When I was a young girl, we lived with my great-grandmother on my mom’s side of the familia. She was the epitome of your Latina viejita and spent all day alternately cleaning, cooking, and praying – sometimes all three at once. And she found tremendous joy in doing it. I can remember sitting down at the dining room table eating a bowl of her mind-blowing fideo and watching her mop the kitchen floor with one hand, give a quick stir to a pot of frijoles with the other, all while singing a church song (in Spanish).
I sometimes wonder (a bit woefully) how that gene got lost before it reached me.
Especially considering that the urge to clean is not limited to my mother’s side of the familia. In fact, it is quite strong on my father’s, as well. Every time I visit him and other family members in Spain, I am just amazed at how perfectly clean they keep their homes.
My father’s casa is spotless (thanks to my stepmother) and when I go to visit my Tía Visi, I eventually find myself tiptoeing around her apartment and checking the bathroom floor for any hairs that fall out of my head. (It doesn’t matter – she immediately sweeps after I’ve been in there more than five seconds.) She’s also one of those rare women who cleans as she cooks, so that everything is washed and put away 10 minutes after the meal is over.
The homes there don’t usually have carpeting – probably because tile is easier to keep clean. And when you walk along the cobblestone roads in the towns and cities, it is not uncommon to see the abuelitas throwing their mop water into the street, or sweeping the little sidewalk that runs in front of their house.
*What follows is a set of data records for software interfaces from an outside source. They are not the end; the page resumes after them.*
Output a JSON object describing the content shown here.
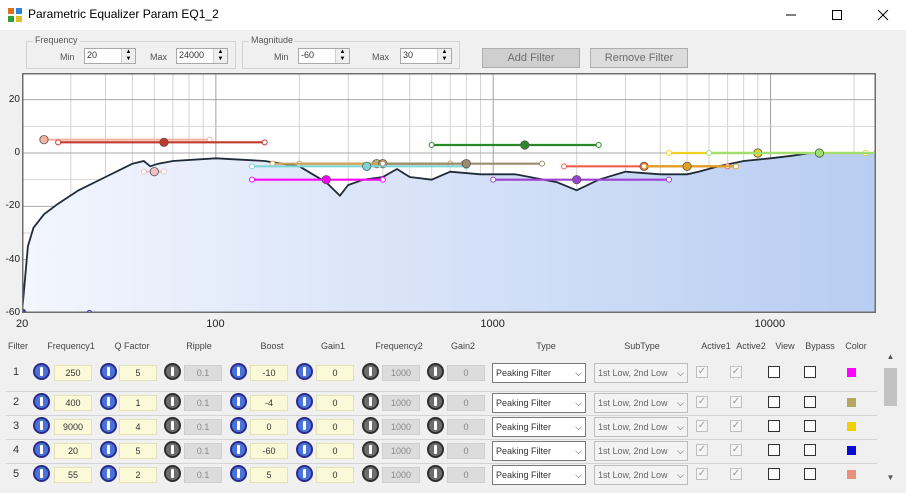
{
  "window": {
    "title": "Parametric Equalizer Param EQ1_2"
  },
  "frequency_group": {
    "title": "Frequency",
    "min_label": "Min",
    "min_value": "20",
    "max_label": "Max",
    "max_value": "24000"
  },
  "magnitude_group": {
    "title": "Magnitude",
    "min_label": "Min",
    "min_value": "-60",
    "max_label": "Max",
    "max_value": "30"
  },
  "toolbar": {
    "add_filter": "Add Filter",
    "remove_filter": "Remove Filter"
  },
  "chart_data": {
    "type": "line",
    "x_scale": "log",
    "xlim": [
      20,
      24000
    ],
    "ylim": [
      -60,
      30
    ],
    "xticks": [
      "20",
      "100",
      "1000",
      "10000"
    ],
    "yticks": [
      "20",
      "0",
      "-20",
      "-40",
      "-60"
    ],
    "grid": true,
    "response_curve": {
      "x": [
        20,
        21,
        22,
        24,
        27,
        32,
        40,
        50,
        55,
        58,
        62,
        70,
        100,
        150,
        200,
        250,
        280,
        300,
        340,
        400,
        450,
        500,
        600,
        700,
        900,
        1200,
        1700,
        2000,
        2400,
        3000,
        4000,
        5000,
        5500,
        6500,
        8000,
        10000,
        12000,
        14000,
        17000,
        24000
      ],
      "y": [
        -60,
        -35,
        -28,
        -23,
        -19,
        -14,
        -9,
        -4,
        -3,
        -5,
        -4,
        -3,
        -2,
        -3,
        -5,
        -11,
        -16,
        -12,
        -10,
        -9,
        -6,
        -9,
        -10,
        -7,
        -8,
        -8,
        -11,
        -14,
        -10,
        -7,
        -8,
        -8,
        -7,
        -5,
        -3,
        -2,
        -1,
        0,
        0,
        0
      ]
    },
    "filter_bands": [
      {
        "freq": 24,
        "gain": 5,
        "x_range": [
          24,
          95
        ],
        "color": "#f3b4a0"
      },
      {
        "freq": 65,
        "gain": 4,
        "x_range": [
          27,
          150
        ],
        "color": "#c0392b"
      },
      {
        "freq": 60,
        "gain": -7,
        "x_range": [
          55,
          65
        ],
        "color": "#f0c0c0"
      },
      {
        "freq": 250,
        "gain": -10,
        "x_range": [
          135,
          400
        ],
        "color": "#ff00ff"
      },
      {
        "freq": 380,
        "gain": -4,
        "x_range": [
          200,
          700
        ],
        "color": "#b8b070"
      },
      {
        "freq": 400,
        "gain": -4,
        "x_range": [
          160,
          780
        ],
        "color": "#d2a050"
      },
      {
        "freq": 350,
        "gain": -5,
        "x_range": [
          135,
          800
        ],
        "color": "#7fd6d6"
      },
      {
        "freq": 800,
        "gain": -4,
        "x_range": [
          400,
          1500
        ],
        "color": "#9c8c6c"
      },
      {
        "freq": 1300,
        "gain": 3,
        "x_range": [
          600,
          2400
        ],
        "color": "#2a8a2a"
      },
      {
        "freq": 2000,
        "gain": -10,
        "x_range": [
          1000,
          4300
        ],
        "color": "#a040d0"
      },
      {
        "freq": 3500,
        "gain": -5,
        "x_range": [
          1800,
          7000
        ],
        "color": "#f06050"
      },
      {
        "freq": 5000,
        "gain": -5,
        "x_range": [
          3500,
          7500
        ],
        "color": "#e0a020"
      },
      {
        "freq": 9000,
        "gain": 0,
        "x_range": [
          4300,
          22000
        ],
        "color": "#f0d020"
      },
      {
        "freq": 15000,
        "gain": 0,
        "x_range": [
          6000,
          24000
        ],
        "color": "#a0e070"
      },
      {
        "freq": 20,
        "gain": -60,
        "x_range": [
          20,
          35
        ],
        "color": "#1020d0"
      }
    ]
  },
  "table": {
    "headers": [
      "Filter",
      "Frequency1",
      "Q Factor",
      "Ripple",
      "Boost",
      "Gain1",
      "Frequency2",
      "Gain2",
      "Type",
      "SubType",
      "Active1",
      "Active2",
      "View",
      "Bypass",
      "Color"
    ],
    "rows": [
      {
        "num": "1",
        "frequency1": "250",
        "q": "5",
        "ripple": "0.1",
        "boost": "-10",
        "gain1": "0",
        "frequency2": "1000",
        "gain2": "0",
        "type": "Peaking Filter",
        "subtype": "1st Low, 2nd Low",
        "color": "#ff00ff"
      },
      {
        "num": "2",
        "frequency1": "400",
        "q": "1",
        "ripple": "0.1",
        "boost": "-4",
        "gain1": "0",
        "frequency2": "1000",
        "gain2": "0",
        "type": "Peaking Filter",
        "subtype": "1st Low, 2nd Low",
        "color": "#b4a860"
      },
      {
        "num": "3",
        "frequency1": "9000",
        "q": "4",
        "ripple": "0.1",
        "boost": "0",
        "gain1": "0",
        "frequency2": "1000",
        "gain2": "0",
        "type": "Peaking Filter",
        "subtype": "1st Low, 2nd Low",
        "color": "#f2d000"
      },
      {
        "num": "4",
        "frequency1": "20",
        "q": "5",
        "ripple": "0.1",
        "boost": "-60",
        "gain1": "0",
        "frequency2": "1000",
        "gain2": "0",
        "type": "Peaking Filter",
        "subtype": "1st Low, 2nd Low",
        "color": "#0b0bd8"
      },
      {
        "num": "5",
        "frequency1": "55",
        "q": "2",
        "ripple": "0.1",
        "boost": "5",
        "gain1": "0",
        "frequency2": "1000",
        "gain2": "0",
        "type": "Peaking Filter",
        "subtype": "1st Low, 2nd Low",
        "color": "#e8907c"
      }
    ]
  }
}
I think of these things when I look around my house with sad eyes and see the toys laying around the floor, or the pile of folded – though clean! – clothes laying on the banister waiting for someone to take them upstairs and put them away in their allotted drawers. I can see my abuela’s finger wagging in disapproval when yesterday’s mail on the dining room table seems like mountains of paper eagerly awaiting a small earthquake so that they can escape in a shower down to my (carpeted!) floor. And I can hear the tsk-tsking of my Tía’s tongue when carpet stains from dropped play-dough, grape juice or spaghetti keep growing in size..
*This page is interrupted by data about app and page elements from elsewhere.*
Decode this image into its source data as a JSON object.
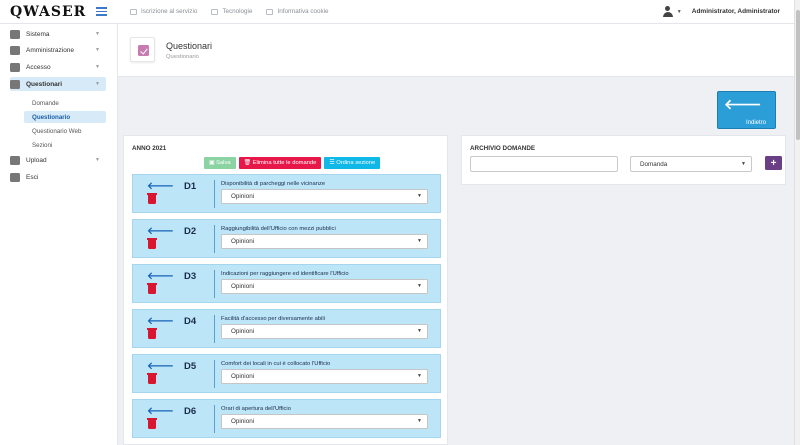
{
  "app": {
    "logo": "QWASER"
  },
  "topbar": {
    "links": [
      "Iscrizione al servizio",
      "Tecnologie",
      "Informativa cookie"
    ],
    "user": "Administrator, Administrator"
  },
  "sidebar": {
    "items": [
      {
        "label": "Sistema",
        "icon": "sitemap-icon"
      },
      {
        "label": "Amministrazione",
        "icon": "gear-icon"
      },
      {
        "label": "Accesso",
        "icon": "key-icon"
      },
      {
        "label": "Questionari",
        "icon": "checklist-icon"
      },
      {
        "label": "Upload",
        "icon": "upload-icon"
      },
      {
        "label": "Esci",
        "icon": "logout-icon"
      }
    ],
    "subitems": [
      "Domande",
      "Questionario",
      "Questionario Web",
      "Sezioni"
    ]
  },
  "header": {
    "title": "Questionari",
    "subtitle": "Questionario"
  },
  "back_button": {
    "label": "Indietro"
  },
  "left_panel": {
    "title": "ANNO 2021",
    "buttons": {
      "save": "Salva",
      "delete_all": "Elimina tutte le domande",
      "order": "Ordina sezione"
    },
    "questions": [
      {
        "code": "D1",
        "text": "Disponibilità di parcheggi nelle vicinanze",
        "value": "Opinioni"
      },
      {
        "code": "D2",
        "text": "Raggiungibilità dell'Ufficio con mezzi pubblici",
        "value": "Opinioni"
      },
      {
        "code": "D3",
        "text": "Indicazioni per raggiungere ed identificare l'Ufficio",
        "value": "Opinioni"
      },
      {
        "code": "D4",
        "text": "Facilità d'accesso per diversamente abili",
        "value": "Opinioni"
      },
      {
        "code": "D5",
        "text": "Comfort dei locali in cui è collocato l'Ufficio",
        "value": "Opinioni"
      },
      {
        "code": "D6",
        "text": "Orari di apertura dell'Ufficio",
        "value": "Opinioni"
      }
    ]
  },
  "right_panel": {
    "title": "ARCHIVIO DOMANDE",
    "search_value": "",
    "select_value": "Domanda",
    "add_label": "+"
  },
  "colors": {
    "accent": "#2c9ed7",
    "card": "#bde5f8",
    "danger": "#e8174a",
    "info": "#10b8e8",
    "success": "#8cd3a4",
    "purple": "#6a3f86"
  }
}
Since the beginning of the year, I’ve been feeling that ancestral urge to clean my house from top to bottom. So I have to make haste while I can, before the feeling fades away, smothered by the hectic reality that is mi vida.
¿Y tu? Do you have a beautifully kept house? Does it smell of Pine Sol or bleach? Are your whites perfectly folded and sparkling? Or are you like me: granddaughter of a cleaning diva who does a little here and there as time permits?
My goal for 2011? Organize it. Cada cosa en su sitio.
Just like abuela.
Monica Olivera Hazelton homeschools her two children and writes about it at Mommy Maestra. She also publishes the The Latin Baby Book Club and is the owner of Latin Baby, an online boutique catering to Latino families.